using the arrow buttons.
by clicking on the page.
the page around when zoomed in by dragging it.
the zoom using the slider when zoomed-in.
by clicking on the zoomed-in page.
by entering text in the search field, and select "This Issue" or "All Issues"
by clicking on thumbnails to select pages, and then press the print button.
displays sections with thumbnails and descriptions.
displays a slider of thumbnails. Click on a page to jump.
allows you to browse the full archive.
about your subscription?
Lions Roar : May 2007
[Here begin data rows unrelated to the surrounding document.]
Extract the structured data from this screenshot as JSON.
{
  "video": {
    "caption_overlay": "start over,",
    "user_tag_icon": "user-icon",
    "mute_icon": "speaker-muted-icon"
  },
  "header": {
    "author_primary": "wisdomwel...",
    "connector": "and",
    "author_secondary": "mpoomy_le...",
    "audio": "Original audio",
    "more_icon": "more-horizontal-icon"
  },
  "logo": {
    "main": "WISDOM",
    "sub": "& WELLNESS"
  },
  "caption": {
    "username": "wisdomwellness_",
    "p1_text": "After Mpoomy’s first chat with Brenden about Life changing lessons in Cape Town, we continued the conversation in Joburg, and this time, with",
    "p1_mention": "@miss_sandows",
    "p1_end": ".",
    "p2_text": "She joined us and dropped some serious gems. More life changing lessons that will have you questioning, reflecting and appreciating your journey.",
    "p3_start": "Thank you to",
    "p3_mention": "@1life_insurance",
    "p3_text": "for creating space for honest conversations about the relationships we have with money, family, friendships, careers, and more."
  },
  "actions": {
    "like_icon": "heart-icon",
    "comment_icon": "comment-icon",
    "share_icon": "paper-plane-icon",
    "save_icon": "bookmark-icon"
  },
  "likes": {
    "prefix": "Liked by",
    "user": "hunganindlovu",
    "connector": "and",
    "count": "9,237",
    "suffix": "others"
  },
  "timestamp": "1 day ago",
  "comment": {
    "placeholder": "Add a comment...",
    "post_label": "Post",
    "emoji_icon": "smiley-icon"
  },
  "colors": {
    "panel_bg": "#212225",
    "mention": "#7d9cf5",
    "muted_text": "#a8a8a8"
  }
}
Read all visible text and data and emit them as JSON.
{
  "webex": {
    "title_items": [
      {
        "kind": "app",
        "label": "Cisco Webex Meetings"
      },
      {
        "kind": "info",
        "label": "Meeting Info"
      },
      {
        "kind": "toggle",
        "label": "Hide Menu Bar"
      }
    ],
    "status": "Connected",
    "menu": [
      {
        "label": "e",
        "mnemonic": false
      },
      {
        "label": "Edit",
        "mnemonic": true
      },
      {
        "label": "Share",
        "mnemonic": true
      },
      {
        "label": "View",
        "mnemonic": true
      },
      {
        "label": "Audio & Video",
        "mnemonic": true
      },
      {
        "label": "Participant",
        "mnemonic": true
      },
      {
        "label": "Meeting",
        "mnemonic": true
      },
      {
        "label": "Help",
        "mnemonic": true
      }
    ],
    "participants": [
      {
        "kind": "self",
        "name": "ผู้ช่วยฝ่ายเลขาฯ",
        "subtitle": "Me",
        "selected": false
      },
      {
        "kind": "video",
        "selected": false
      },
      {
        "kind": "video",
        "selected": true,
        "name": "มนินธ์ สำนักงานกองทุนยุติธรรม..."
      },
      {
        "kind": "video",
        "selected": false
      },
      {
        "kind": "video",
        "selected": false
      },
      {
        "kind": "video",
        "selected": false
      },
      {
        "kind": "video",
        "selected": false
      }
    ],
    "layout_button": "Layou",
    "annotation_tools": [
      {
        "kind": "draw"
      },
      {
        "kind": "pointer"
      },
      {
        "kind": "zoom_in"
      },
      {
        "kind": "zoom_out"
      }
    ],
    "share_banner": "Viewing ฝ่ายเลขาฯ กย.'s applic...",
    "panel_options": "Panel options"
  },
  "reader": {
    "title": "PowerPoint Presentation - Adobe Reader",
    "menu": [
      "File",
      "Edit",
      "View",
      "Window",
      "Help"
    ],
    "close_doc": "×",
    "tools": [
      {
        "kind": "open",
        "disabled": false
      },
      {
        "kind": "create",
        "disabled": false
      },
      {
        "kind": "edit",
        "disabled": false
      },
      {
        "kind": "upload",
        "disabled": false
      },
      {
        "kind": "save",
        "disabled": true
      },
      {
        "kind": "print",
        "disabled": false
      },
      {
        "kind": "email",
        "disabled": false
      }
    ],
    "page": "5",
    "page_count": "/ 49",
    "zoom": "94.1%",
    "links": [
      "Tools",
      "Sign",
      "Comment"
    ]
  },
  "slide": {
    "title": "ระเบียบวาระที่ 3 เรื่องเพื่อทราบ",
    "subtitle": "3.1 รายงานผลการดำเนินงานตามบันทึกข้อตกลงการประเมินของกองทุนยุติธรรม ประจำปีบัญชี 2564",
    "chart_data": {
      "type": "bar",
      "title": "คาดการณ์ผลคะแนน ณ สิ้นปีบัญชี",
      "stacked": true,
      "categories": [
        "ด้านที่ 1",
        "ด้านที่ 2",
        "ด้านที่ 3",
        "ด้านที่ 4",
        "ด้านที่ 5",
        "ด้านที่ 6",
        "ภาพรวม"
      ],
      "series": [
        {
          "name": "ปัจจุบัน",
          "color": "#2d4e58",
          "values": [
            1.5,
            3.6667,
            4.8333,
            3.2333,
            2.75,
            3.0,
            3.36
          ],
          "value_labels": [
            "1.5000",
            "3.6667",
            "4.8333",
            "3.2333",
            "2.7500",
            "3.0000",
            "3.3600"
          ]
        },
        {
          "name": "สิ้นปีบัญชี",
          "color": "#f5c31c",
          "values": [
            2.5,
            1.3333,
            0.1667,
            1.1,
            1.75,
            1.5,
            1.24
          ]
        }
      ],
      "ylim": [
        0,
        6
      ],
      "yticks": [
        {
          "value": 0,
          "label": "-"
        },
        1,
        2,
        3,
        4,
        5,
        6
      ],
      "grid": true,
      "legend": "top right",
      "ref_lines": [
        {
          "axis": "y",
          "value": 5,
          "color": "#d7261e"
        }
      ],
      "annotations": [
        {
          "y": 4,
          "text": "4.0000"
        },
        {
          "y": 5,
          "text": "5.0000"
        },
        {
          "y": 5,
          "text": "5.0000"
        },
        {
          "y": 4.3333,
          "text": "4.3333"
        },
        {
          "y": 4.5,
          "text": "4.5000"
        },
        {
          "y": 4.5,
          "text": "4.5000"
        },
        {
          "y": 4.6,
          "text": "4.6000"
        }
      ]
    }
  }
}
SHAMBHALA SUN MAY 2007 19 I RECENTLY HOSTED His Holiness the Dalai Lama at The Great Stupa of Dharmakaya at Shambhala Mountain Center in Colorado. Planning the visit inspired the notion of the Living Peace Award, to be offered to people who embody the virtue of peace in the way they live their lives. We invited His Holiness to be the first recipient. When we talked to him afterwards, His Holiness was very enthu- siastic about the idea of living peace. But he also pointed out that there’s a lot of legwork involved if we are to integrate peace into our lives and our surroundings. This is the work of the bodhisattva, one who has awakened bodhichitta, the mind of enlightenment. Within our own mind and being there is a fully awakened and completely liberated buddha. In order to awaken the qualities of enlightenment, we use insight, aspiration, and intention. It is said that the best aspiration and intention is to take the bodhi- sattva vow. Taking the vow means binding our lives with a deep sense of purpose to work hard to awaken bodhichitta, the mind that wants to bring peace to the world. Everything is interdependent. If you are planting a garden, you may have the right soil but you need a certain amount of sun- shine. When all the elements come together, the flowers bloom. To take the bodhisattva vow, your good will, good mind, the sup- port of a human life and sound body and of having met a teacher who can offer the vow—all these aspects come together. Under those conditions, but especially with intention, we can unlock the seed of bodhichitta so the flower can bloom. When we start to meditate, we may have the intention of be- ing concerned only about ourselves. We want to stop suffering; we want to become enlightened. That attitude can be very ben- eficial, but it will not ultimately lead to complete enlightenment. In order to achieve full enlightenment, we take as our intention that we will work tirelessly until all those innumerable other sentient beings are not suffering, and, ultimately, until they also have attained liberation. This is the attitude of the bodhisattva, who practices the Mahayana, the Great Vehicle. When you meet an individual who has mastered this attitude, it’s very intimidating. The bodhisattva is not holding on to any sense of self-importance, since he or she has offered this life to others— even for lifetimes to come. There’s a sense of enormous gentle- ness and space. This is the mind we meet when we encounter great teachers like His Holiness the Dalai Lama or Kalu Rinpoche, who gave me the bodhisattva vow under the Bodhi tree in Bodhgaya. After taking the bodhisattva vow, we may think, “Well, I’m now a bodhisattva, so I’ll just work for others.” It’s not that sim- ple. It’s a gradual path that involves working with that part of our own mind where we’re always hanging on or hiding out. Taking the vow is our aspiration to let all that go. How do we do it? It is said that the bodhisattva leads oth- ers like a shepherd, a ferryman, and a king. Our inspiration and intelligence are like that of a king. We lead others by example, exerting ourselves in the discipline of meditation. Our patience and fortitude is like that of a shepherd. We’re willing to be the last person through the gate of enlightenment. At the same time, we have the intention of the ferryman, generously offering our life as a vehicle for everyone else’s passage to peace. So we need to be the leader in a sense of our own practice, but at the same time, we are willing to be the last person to achieve enlighten- ment. And we mean to take everyone else with us. “I am will- ing to work until all sentient beings have attained complete and genuine liberation.” If you were to look inside the bodhisattva, you would find a big, courageous mind. That’s why Shantideva refers to the bodhi- sattva as a warrior. When we take the bodhisattva vow, we are in a sense forsaking our own life. The power of our aspiration—to help all sentient beings through innumerable lifetimes—is said to supercharge all of our other activities by infusing them with the electricity of such a noble purpose. There are seven signs of progress on this path. Our body, speech, and mind become more gentle. We are less likely to de- ceive ourselves or others, because there is less and less to hide. We are more likely to respond to a situation with kindness and compassion. We begin any activity by generating compassion for all sentient beings. We find ourselves longing for the dharma. At Living Peace Living peace, says SAKYONG MIPHAM, is the great work of the bodhisattva, who is dedicated to the attainment of enlightenment for the sake of all sentient beings. His Holiness the Dalai Lama is one who embodies this ideal. Sakyong Mipham Rinpoche and His Holiness the Dalai Lama PHOTOBYJAMESHOAGLAND